Exercise: Do not include the pictures; repeat the rest of the data exactly.
=== Section Start ===
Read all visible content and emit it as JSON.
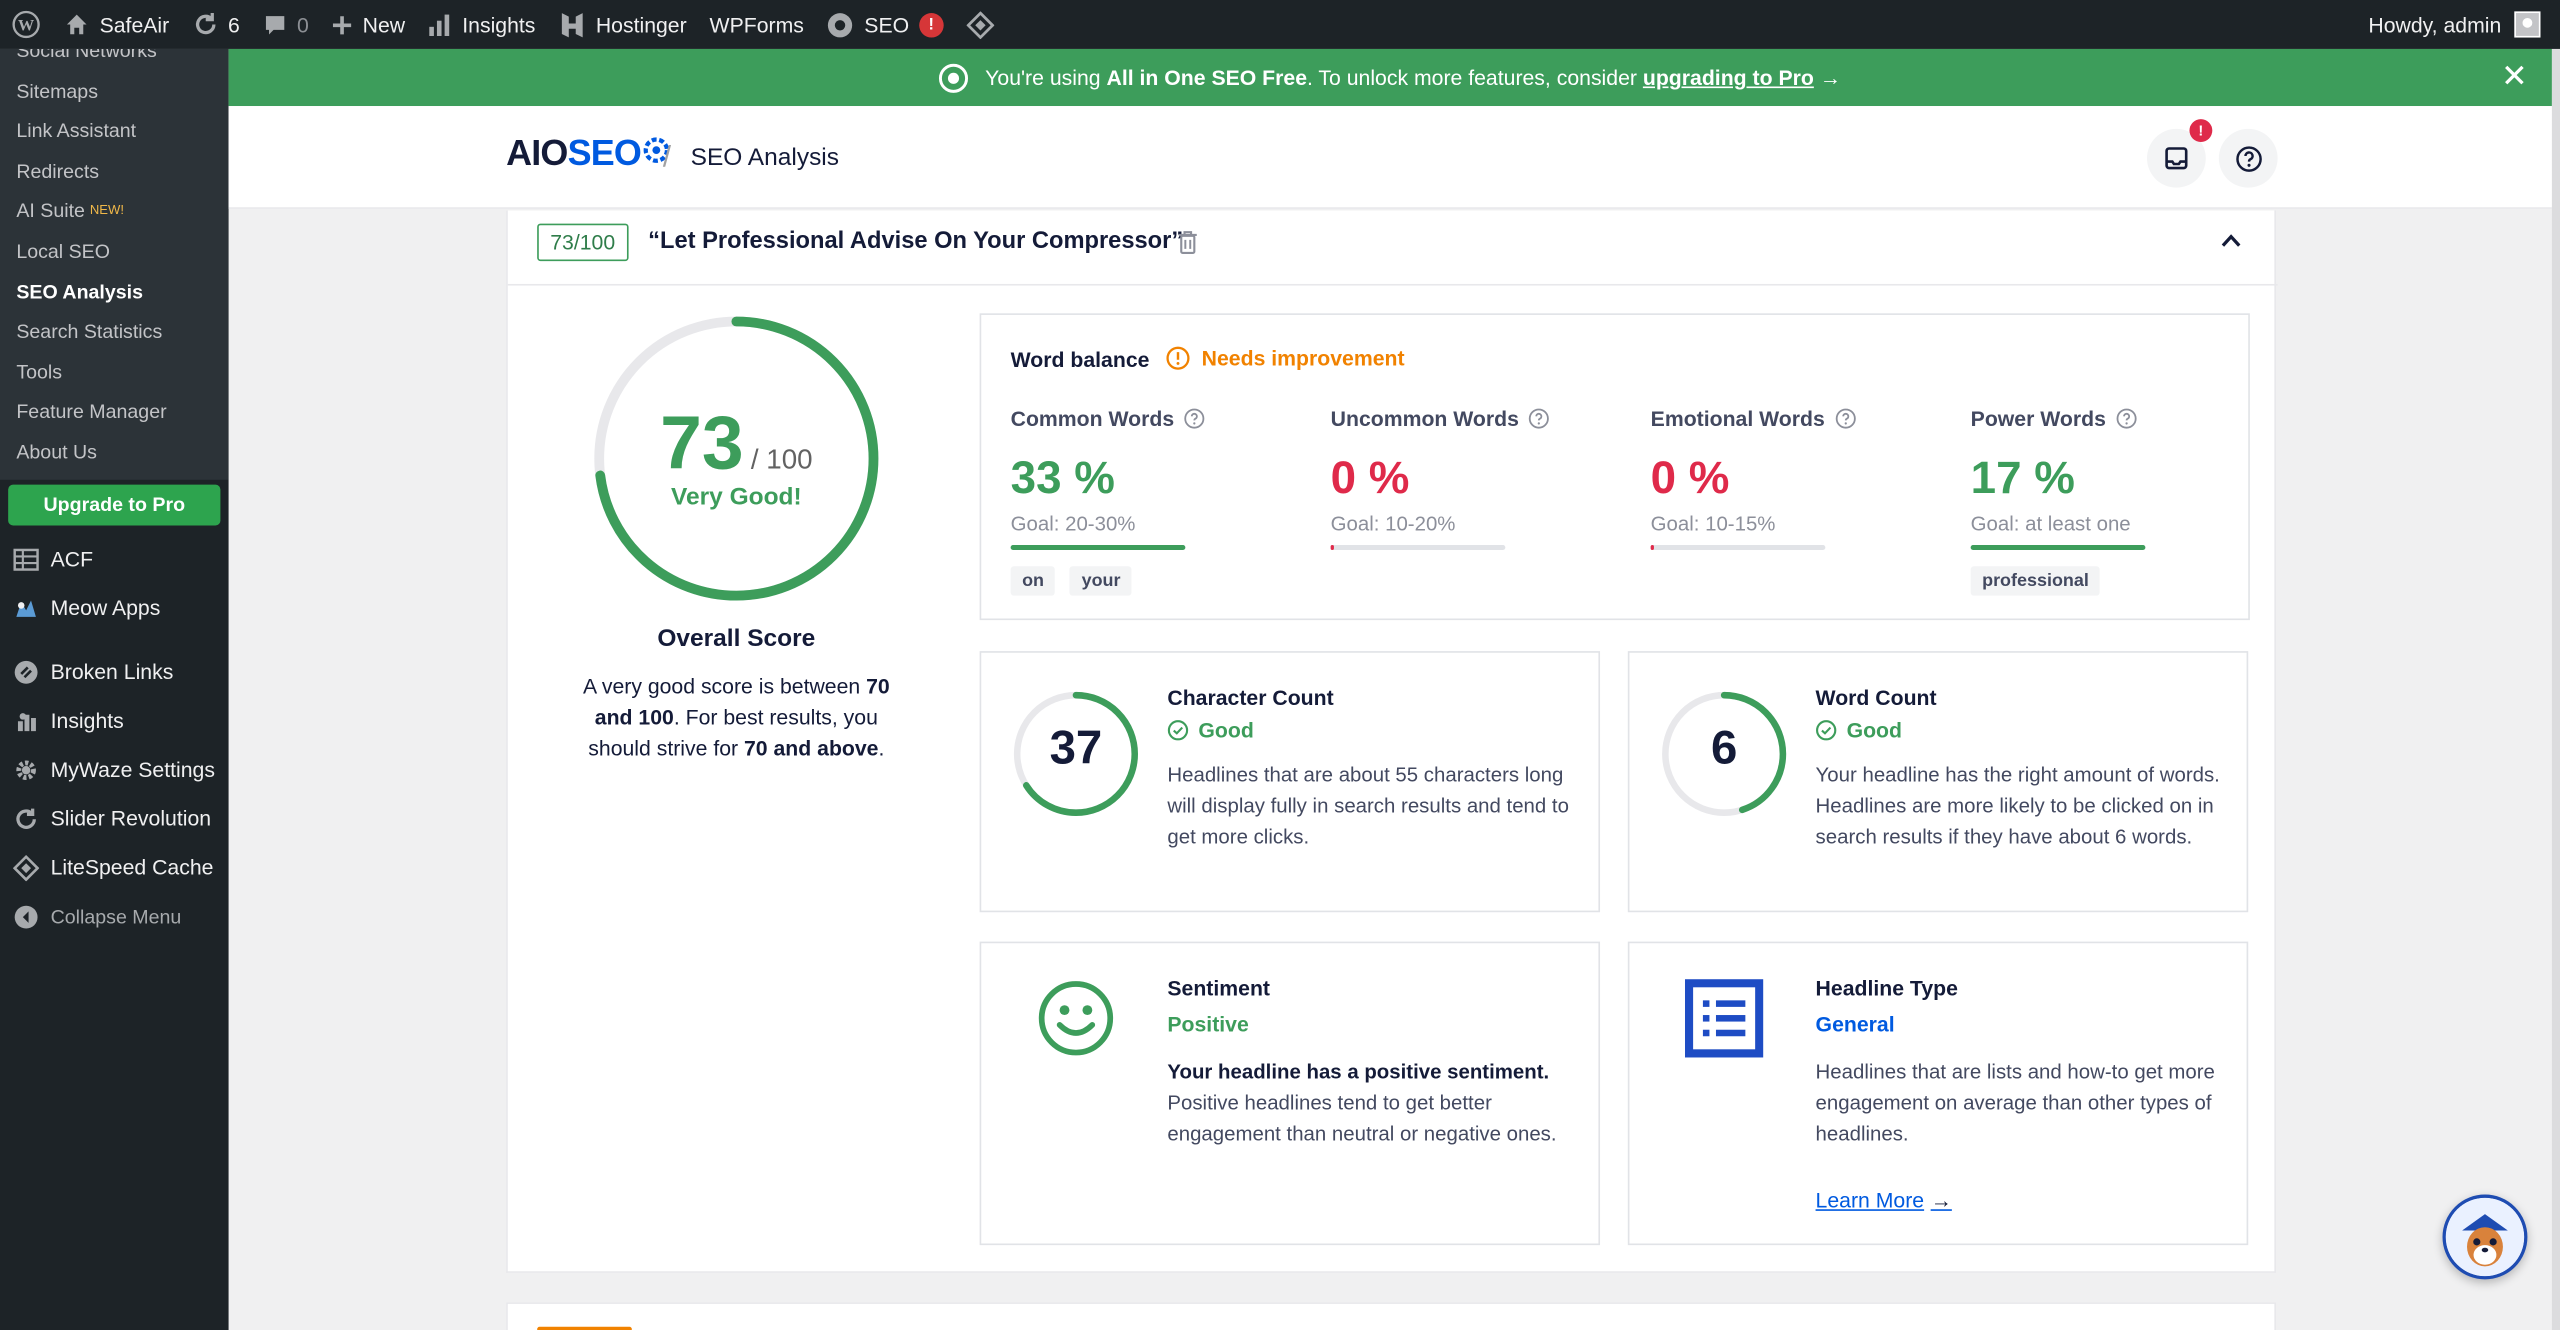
{
  "admin_bar": {
    "site_name": "SafeAir",
    "updates_count": "6",
    "comments_count": "0",
    "new_label": "New",
    "insights_label": "Insights",
    "hostinger_label": "Hostinger",
    "wpforms_label": "WPForms",
    "seo_label": "SEO",
    "seo_badge": "!",
    "greeting": "Howdy, admin"
  },
  "sidebar": {
    "submenu": [
      {
        "label": "Social Networks"
      },
      {
        "label": "Sitemaps"
      },
      {
        "label": "Link Assistant"
      },
      {
        "label": "Redirects"
      },
      {
        "label": "AI Suite",
        "badge": "NEW!"
      },
      {
        "label": "Local SEO"
      },
      {
        "label": "SEO Analysis",
        "current": true
      },
      {
        "label": "Search Statistics"
      },
      {
        "label": "Tools"
      },
      {
        "label": "Feature Manager"
      },
      {
        "label": "About Us"
      }
    ],
    "upgrade_label": "Upgrade to Pro",
    "menu": [
      {
        "label": "ACF",
        "icon": "table-icon"
      },
      {
        "label": "Meow Apps",
        "icon": "meow-apps-icon"
      },
      {
        "label": "Broken Links",
        "icon": "broken-links-icon"
      },
      {
        "label": "Insights",
        "icon": "insights-icon"
      },
      {
        "label": "MyWaze Settings",
        "icon": "gear-icon"
      },
      {
        "label": "Slider Revolution",
        "icon": "slider-icon"
      },
      {
        "label": "LiteSpeed Cache",
        "icon": "diamond-icon"
      }
    ],
    "collapse_label": "Collapse Menu"
  },
  "notice": {
    "prefix": "You're using",
    "product": "All in One SEO Free",
    "middle": ". To unlock more features, consider",
    "link": "upgrading to Pro",
    "arrow": "→"
  },
  "header": {
    "logo_part1": "AIO",
    "logo_part2": "SEO",
    "separator": "/",
    "breadcrumb": "SEO Analysis",
    "notification_badge": "!"
  },
  "analysis": {
    "score_badge": "73/100",
    "headline": "“Let Professional Advise On Your Compressor”",
    "score": "73",
    "score_max": "/ 100",
    "score_value": 73,
    "score_label": "Very Good!",
    "overall_title": "Overall Score",
    "overall_desc_1": "A very good score is between ",
    "overall_desc_b1": "70 and 100",
    "overall_desc_2": ". For best results, you should strive for ",
    "overall_desc_b2": "70 and above",
    "overall_desc_3": "."
  },
  "word_balance": {
    "title": "Word balance",
    "status": "Needs improvement",
    "columns": [
      {
        "name": "Common Words",
        "pct": "33 %",
        "goal": "Goal: 20-30%",
        "fill": 1.0,
        "color": "#3d9d5b",
        "tags": [
          "on",
          "your"
        ]
      },
      {
        "name": "Uncommon Words",
        "pct": "0 %",
        "goal": "Goal: 10-20%",
        "fill": 0.02,
        "color": "#df2a4a",
        "tags": []
      },
      {
        "name": "Emotional Words",
        "pct": "0 %",
        "goal": "Goal: 10-15%",
        "fill": 0.02,
        "color": "#df2a4a",
        "tags": []
      },
      {
        "name": "Power Words",
        "pct": "17 %",
        "goal": "Goal: at least one",
        "fill": 1.0,
        "color": "#3d9d5b",
        "tags": [
          "professional"
        ]
      }
    ]
  },
  "character_count": {
    "value": "37",
    "ring_fraction": 0.66,
    "title": "Character Count",
    "status": "Good",
    "text": "Headlines that are about 55 characters long will display fully in search results and tend to get more clicks."
  },
  "word_count": {
    "value": "6",
    "ring_fraction": 0.45,
    "title": "Word Count",
    "status": "Good",
    "text": "Your headline has the right amount of words. Headlines are more likely to be clicked on in search results if they have about 6 words."
  },
  "sentiment": {
    "title": "Sentiment",
    "status": "Positive",
    "text_bold": "Your headline has a positive sentiment.",
    "text": " Positive headlines tend to get better engagement than neutral or negative ones."
  },
  "headline_type": {
    "title": "Headline Type",
    "status": "General",
    "text": "Headlines that are lists and how-to get more engagement on average than other types of headlines.",
    "learn_more": "Learn More",
    "arrow": "→"
  },
  "colors": {
    "good": "#3d9d5b",
    "bad": "#df2a4a",
    "warning": "#f18200",
    "brand_blue": "#005ae0"
  }
}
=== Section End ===
Problem solution:
Read all visible content and emit it as JSON.
{
  "admin_bar": {
    "site_name": "SafeAir",
    "updates_count": "6",
    "comments_count": "0",
    "new_label": "New",
    "insights_label": "Insights",
    "hostinger_label": "Hostinger",
    "wpforms_label": "WPForms",
    "seo_label": "SEO",
    "seo_badge": "!",
    "greeting": "Howdy, admin"
  },
  "sidebar": {
    "submenu": [
      {
        "label": "Social Networks"
      },
      {
        "label": "Sitemaps"
      },
      {
        "label": "Link Assistant"
      },
      {
        "label": "Redirects"
      },
      {
        "label": "AI Suite",
        "badge": "NEW!"
      },
      {
        "label": "Local SEO"
      },
      {
        "label": "SEO Analysis",
        "current": true
      },
      {
        "label": "Search Statistics"
      },
      {
        "label": "Tools"
      },
      {
        "label": "Feature Manager"
      },
      {
        "label": "About Us"
      }
    ],
    "upgrade_label": "Upgrade to Pro",
    "menu": [
      {
        "label": "ACF",
        "icon": "table-icon"
      },
      {
        "label": "Meow Apps",
        "icon": "meow-apps-icon"
      },
      {
        "label": "Broken Links",
        "icon": "broken-links-icon"
      },
      {
        "label": "Insights",
        "icon": "insights-icon"
      },
      {
        "label": "MyWaze Settings",
        "icon": "gear-icon"
      },
      {
        "label": "Slider Revolution",
        "icon": "slider-icon"
      },
      {
        "label": "LiteSpeed Cache",
        "icon": "diamond-icon"
      }
    ],
    "collapse_label": "Collapse Menu"
  },
  "notice": {
    "prefix": "You're using",
    "product": "All in One SEO Free",
    "middle": ". To unlock more features, consider",
    "link": "upgrading to Pro",
    "arrow": "→"
  },
  "header": {
    "logo_part1": "AIO",
    "logo_part2": "SEO",
    "separator": "/",
    "breadcrumb": "SEO Analysis",
    "notification_badge": "!"
  },
  "analysis": {
    "score_badge": "73/100",
    "headline": "“Let Professional Advise On Your Compressor”",
    "score": "73",
    "score_max": "/ 100",
    "score_value": 73,
    "score_label": "Very Good!",
    "overall_title": "Overall Score",
    "overall_desc_1": "A very good score is between ",
    "overall_desc_b1": "70 and 100",
    "overall_desc_2": ". For best results, you should strive for ",
    "overall_desc_b2": "70 and above",
    "overall_desc_3": "."
  },
  "word_balance": {
    "title": "Word balance",
    "status": "Needs improvement",
    "columns": [
      {
        "name": "Common Words",
        "pct": "33 %",
        "goal": "Goal: 20-30%",
        "fill": 1.0,
        "color": "#3d9d5b",
        "tags": [
          "on",
          "your"
        ]
      },
      {
        "name": "Uncommon Words",
        "pct": "0 %",
        "goal": "Goal: 10-20%",
        "fill": 0.02,
        "color": "#df2a4a",
        "tags": []
      },
      {
        "name": "Emotional Words",
        "pct": "0 %",
        "goal": "Goal: 10-15%",
        "fill": 0.02,
        "color": "#df2a4a",
        "tags": []
      },
      {
        "name": "Power Words",
        "pct": "17 %",
        "goal": "Goal: at least one",
        "fill": 1.0,
        "color": "#3d9d5b",
        "tags": [
          "professional"
        ]
      }
    ]
  },
  "character_count": {
    "value": "37",
    "ring_fraction": 0.66,
    "title": "Character Count",
    "status": "Good",
    "text": "Headlines that are about 55 characters long will display fully in search results and tend to get more clicks."
  },
  "word_count": {
    "value": "6",
    "ring_fraction": 0.45,
    "title": "Word Count",
    "status": "Good",
    "text": "Your headline has the right amount of words. Headlines are more likely to be clicked on in search results if they have about 6 words."
  },
  "sentiment": {
    "title": "Sentiment",
    "status": "Positive",
    "text_bold": "Your headline has a positive sentiment.",
    "text": " Positive headlines tend to get better engagement than neutral or negative ones."
  },
  "headline_type": {
    "title": "Headline Type",
    "status": "General",
    "text": "Headlines that are lists and how-to get more engagement on average than other types of headlines.",
    "learn_more": "Learn More",
    "arrow": "→"
  },
  "colors": {
    "good": "#3d9d5b",
    "bad": "#df2a4a",
    "warning": "#f18200",
    "brand_blue": "#005ae0"
  }
}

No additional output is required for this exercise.